Camille Yvert’s futuristic sculptures are emblazoned with text which parrot the language of neo-liberalism in the digital era. Lifted from real estate jargon, “If you lived here you’d be home by now” raises issues of gentrification, land ownership, regeneration and capital. The cynical messages in Yvert’s work take on a dystopian realness, rendered in shiny foil-backed plasterboard.
Mamoru Watanabe took field recordings from the yard of the police station which he translated into this installation, which cast rippling shadow across its surrounding walls. Watanabe was the only artist in the exhibition to have a studio at ASC and so has an intimate relationship with the space.
This work is a digital rendering of a fragrance diffuser designed by Muyao Li. The product dissolves solid wax – first into liquid and then scented vapour. In various ways, we were drawn to this work as a playful link to one of the key texts that informed our thinking around the exhibition, Marshall Berman’s All That Is Solid Melts Into Air.
For this work, the Chinese-Scots artist Ben Yau interviewed activist Aysen Dennis about her campaign to save South London’s Aylesbury Estate, where she is a resident, from demolition. A sound piece on headphones is accompanied by three collages, made from cut-out images of Aysen in her home and planning permission documents from property developer Notting Hill Housing.
Kathryn Graham’s concrete sculpture shows the fragility but also the resilience of home – a pertinent issue in the artist’s native Northern Ireland. We exhibited the piece in the outside yard area, where it was challenged to withstand London’s bleak November climate.
One of the more unusual exhibition spaces we used was the stray dog kennel. The site had a history of trauma, with scratch marks from the stray animals kept there still visible on the inside of the kennel doors. It took almost a full day to clear, clean and de-cobweb the space. We then laid down a sandy-hued carpet to transform the environment before installing two video works by Hong Kong-based artist Chan Ka Kiu. Both of Chan Ka Kiu’s videos deal with themes of intimacy, care, urban alienation and the power of the human touch. Using massage as a central motif, they recharged the energy of the forlorn kennel space.
Both Bonnie Wong and Jun Wang grew up in coastal cities, in Hong Kong and China respectively. They produced this work upon realising their relocation to London had dislocated them from this powerful connection to the sea. The result is an immersive and poetic installation encompassing digital projection, printed materials and a dried flower, meditating on translation, global exchange, alienation, language and place.
Kwan Q Li developed a new series of photographs for the exhibition, depicting weeds growing amongst the architecture of Taikwun in Hong Kong. Like the venue of this exhibition, the site is a former police station that has been transformed into an art space. Given this history of violence, control and power, these quietly growing plants can be seen as a rogue external force, a metaphor for resistance.

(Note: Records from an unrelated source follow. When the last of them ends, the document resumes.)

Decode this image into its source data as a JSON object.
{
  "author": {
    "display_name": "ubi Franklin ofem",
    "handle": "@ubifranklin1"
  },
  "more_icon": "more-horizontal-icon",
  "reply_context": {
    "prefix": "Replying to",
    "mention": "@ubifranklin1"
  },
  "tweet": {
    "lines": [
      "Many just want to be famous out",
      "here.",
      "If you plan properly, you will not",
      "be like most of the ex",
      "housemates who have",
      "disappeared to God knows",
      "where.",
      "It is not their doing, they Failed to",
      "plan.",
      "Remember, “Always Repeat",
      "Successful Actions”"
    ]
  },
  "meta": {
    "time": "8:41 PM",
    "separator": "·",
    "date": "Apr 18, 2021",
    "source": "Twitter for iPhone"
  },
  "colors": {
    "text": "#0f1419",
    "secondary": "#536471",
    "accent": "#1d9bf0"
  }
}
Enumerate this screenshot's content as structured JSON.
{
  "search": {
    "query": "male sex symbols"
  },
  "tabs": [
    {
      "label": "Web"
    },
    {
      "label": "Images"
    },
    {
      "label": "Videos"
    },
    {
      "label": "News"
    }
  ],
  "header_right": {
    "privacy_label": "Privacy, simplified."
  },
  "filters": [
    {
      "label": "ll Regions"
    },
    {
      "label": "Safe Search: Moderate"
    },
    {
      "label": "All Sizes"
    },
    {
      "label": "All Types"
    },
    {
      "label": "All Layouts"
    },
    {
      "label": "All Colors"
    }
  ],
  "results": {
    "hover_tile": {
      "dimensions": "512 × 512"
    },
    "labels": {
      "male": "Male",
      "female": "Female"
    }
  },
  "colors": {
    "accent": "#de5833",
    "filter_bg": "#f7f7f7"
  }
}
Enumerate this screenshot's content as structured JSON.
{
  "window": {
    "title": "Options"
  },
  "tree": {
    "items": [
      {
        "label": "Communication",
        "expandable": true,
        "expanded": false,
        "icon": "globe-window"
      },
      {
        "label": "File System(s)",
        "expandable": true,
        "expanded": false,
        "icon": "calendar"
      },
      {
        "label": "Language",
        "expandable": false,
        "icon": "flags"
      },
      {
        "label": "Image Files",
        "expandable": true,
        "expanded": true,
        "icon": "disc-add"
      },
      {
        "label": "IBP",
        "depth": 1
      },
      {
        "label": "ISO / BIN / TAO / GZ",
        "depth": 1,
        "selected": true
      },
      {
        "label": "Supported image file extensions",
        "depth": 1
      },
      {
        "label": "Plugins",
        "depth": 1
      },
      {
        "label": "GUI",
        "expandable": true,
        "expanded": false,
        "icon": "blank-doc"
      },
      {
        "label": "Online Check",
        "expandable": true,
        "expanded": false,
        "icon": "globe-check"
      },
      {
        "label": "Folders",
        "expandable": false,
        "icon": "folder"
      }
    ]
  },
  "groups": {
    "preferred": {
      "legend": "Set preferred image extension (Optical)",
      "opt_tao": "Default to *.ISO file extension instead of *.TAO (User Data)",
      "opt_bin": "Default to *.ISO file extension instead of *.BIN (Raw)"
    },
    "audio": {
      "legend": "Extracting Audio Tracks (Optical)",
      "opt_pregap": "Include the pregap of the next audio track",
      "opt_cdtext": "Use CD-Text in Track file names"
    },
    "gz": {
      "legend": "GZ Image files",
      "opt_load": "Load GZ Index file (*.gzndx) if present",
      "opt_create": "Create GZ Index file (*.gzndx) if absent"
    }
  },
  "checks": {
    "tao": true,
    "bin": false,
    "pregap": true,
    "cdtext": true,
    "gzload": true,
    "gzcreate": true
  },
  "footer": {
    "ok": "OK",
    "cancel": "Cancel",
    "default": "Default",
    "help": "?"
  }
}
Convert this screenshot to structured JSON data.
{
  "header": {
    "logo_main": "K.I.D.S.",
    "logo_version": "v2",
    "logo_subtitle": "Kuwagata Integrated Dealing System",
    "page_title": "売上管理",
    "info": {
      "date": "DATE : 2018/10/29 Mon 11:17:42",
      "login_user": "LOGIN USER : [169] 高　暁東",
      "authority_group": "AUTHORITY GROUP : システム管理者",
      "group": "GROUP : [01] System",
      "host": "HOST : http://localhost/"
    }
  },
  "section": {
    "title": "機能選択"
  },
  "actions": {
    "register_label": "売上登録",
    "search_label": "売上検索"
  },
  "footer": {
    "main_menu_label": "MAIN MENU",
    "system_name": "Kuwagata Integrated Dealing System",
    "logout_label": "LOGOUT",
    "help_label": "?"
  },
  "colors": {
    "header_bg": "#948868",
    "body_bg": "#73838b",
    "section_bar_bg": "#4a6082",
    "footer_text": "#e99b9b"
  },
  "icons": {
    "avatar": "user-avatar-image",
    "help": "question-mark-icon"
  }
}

These are the cement-filled holes outside the front of the police station, where James Bryant made his 32 extractions of earth. The cement has stayed in place after the end of the show’s run – a tangible manifestation of the afterlife of the exhibition.
We [ breathe ] in the space between was on view at ASC MIR Project Space, Former Rotherhithe Police Station from 1–17 November 2019. Featured artists: James Bryant, Kathryn Graham, Chan Ka Kiu, Muyau Li, Kwan Q Li, Flavio Mancini, Bonnie Wong & Jun Wang, Wu Jiaru, Ben Yau, Camille Yvert and Mamoru Watanabe. For further information visit the exhibition website.